Dean Barnett 7-10 pm Nov. 21. Lexington Brewing Company and Wine House, 5475 Main St., Lexington. (810) 359-5012, www.lexingtonbrewery.com.

John Persico 8 pm Nov. 14. VFW Post 796, 1711 Pine Grove Ave., Port Huron. With Queen of Hearts.

The Harper 11 am Nov. 28. Celtic Ray, 7318 Huron Ave., Lexington. (810) 696-2025.

Rock

Middle Age Crazy 10 pm Nov. 15. Steis Village Inn, 5523 Main St., Lexington.

Roadside Rick amp; The Breakdowns 9 pm Nov. 22. Lynchs Irish Tavern, 210 Huron Ave., Port Huron. (810) 824-4021.

The Voo-Doo Doctors 6-10 pm Nov. 15. Rixs on the Rocks, 3136 Military St., Port Huron. (810) 990-8291.

Acoustic

Still Running 7-10 pm Nov. 14. Lexington Brewing Company and Wine House, 5475 Main St., Lexington. (810) 359-5012, www.lexingtonbrewery.com.

Bluegrass

Whistle Stop Revue 8-11 pm Nov. 15. Lexington Brewing Company and Wine House, 5475 Main St., Lexington. (810) 359-5012, lexingtonbrewery.com.

Shows and Sales

SC4 Potters Market Nov. 13-16. M-TEC Building, 323 Erie St., Port Huron. Featuring hand and pottery wheels pieces created by students, faculty and guest potters. (810) 989-5709, www.sc4.edu/arts. Free.

Treasure Sale 9 am-3 pm Nov. 20 and 21. Washington Life Center, 403 N. Mary St., Marine City. (810) 765-3523.

Vendor Splendor 9am-6 pm Nov. 18. Marlette Regional Hospital, 2770 Main St., Marlette. Featuring a variety of vendors and products. Sponsor: Marlette Hospital Auxiliary to benefit the long-term care unit.

Sports and Recreation

Turkey Trot 5K and One-mile Fun Run 8 am Nov. 22. Elite Feet, 908 Military St., Port Huron. One-mile fun run starts at 8:45 am 5K starts at 9 am Warm chili served after race. Benefits All American Flames Gymnastix Travel Team. Registration: https://runsignup.com/Race/MI/PortHuron/FLAMESTURKEYTROT (810) 824-3272, . Before Nov. 8: $25 5K, $10 fun run. After Nov. 8: $30 5K, $15 run run. Additional cost for optional shirt.
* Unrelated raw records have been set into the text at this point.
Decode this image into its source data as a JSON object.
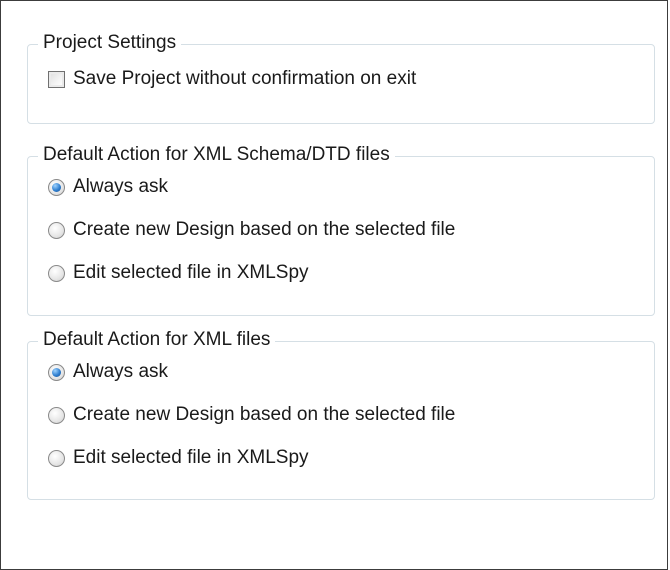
{
  "project_settings": {
    "legend": "Project Settings",
    "save_without_confirmation": {
      "label": "Save Project without confirmation on exit",
      "checked": false
    }
  },
  "schema_dtd_action": {
    "legend": "Default Action for XML Schema/DTD files",
    "options": [
      {
        "label": "Always ask",
        "selected": true
      },
      {
        "label": "Create new Design based on the selected file",
        "selected": false
      },
      {
        "label": "Edit selected file in XMLSpy",
        "selected": false
      }
    ]
  },
  "xml_action": {
    "legend": "Default Action for XML files",
    "options": [
      {
        "label": "Always ask",
        "selected": true
      },
      {
        "label": "Create new Design based on the selected file",
        "selected": false
      },
      {
        "label": "Edit selected file in XMLSpy",
        "selected": false
      }
    ]
  },
  "colors": {
    "group_border": "#d5dfe5",
    "radio_selected": "#2f7fd0",
    "window_border": "#3c3c3c"
  }
}
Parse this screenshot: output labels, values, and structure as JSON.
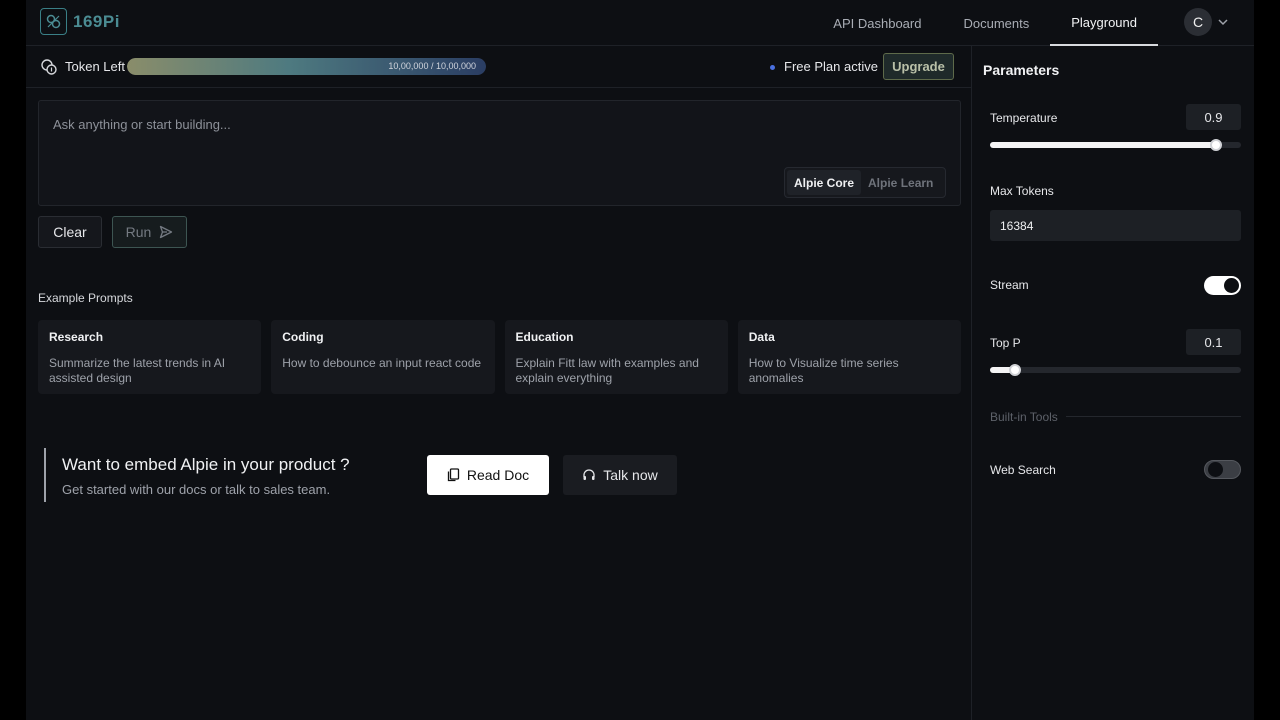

Theater

The Curious Savage 7 pm Nov. 13, 14 and 15; 2 pm Nov. 16. Port Huron Northern Performing Arts Center, 1799 Krafft Road, Port Huron. A comedy in three acts presented by the PHN Drama Club. (810) 531-7373. $6, $4 for senior citizens and students.

Men of the Strip 6 and 9 pm Nov. 15. Lexington Village Theatre, 7318 Huron Ave., Lexington. (810) 359-5108, www.lexingtonvillagetheatre.com. $35 – $75.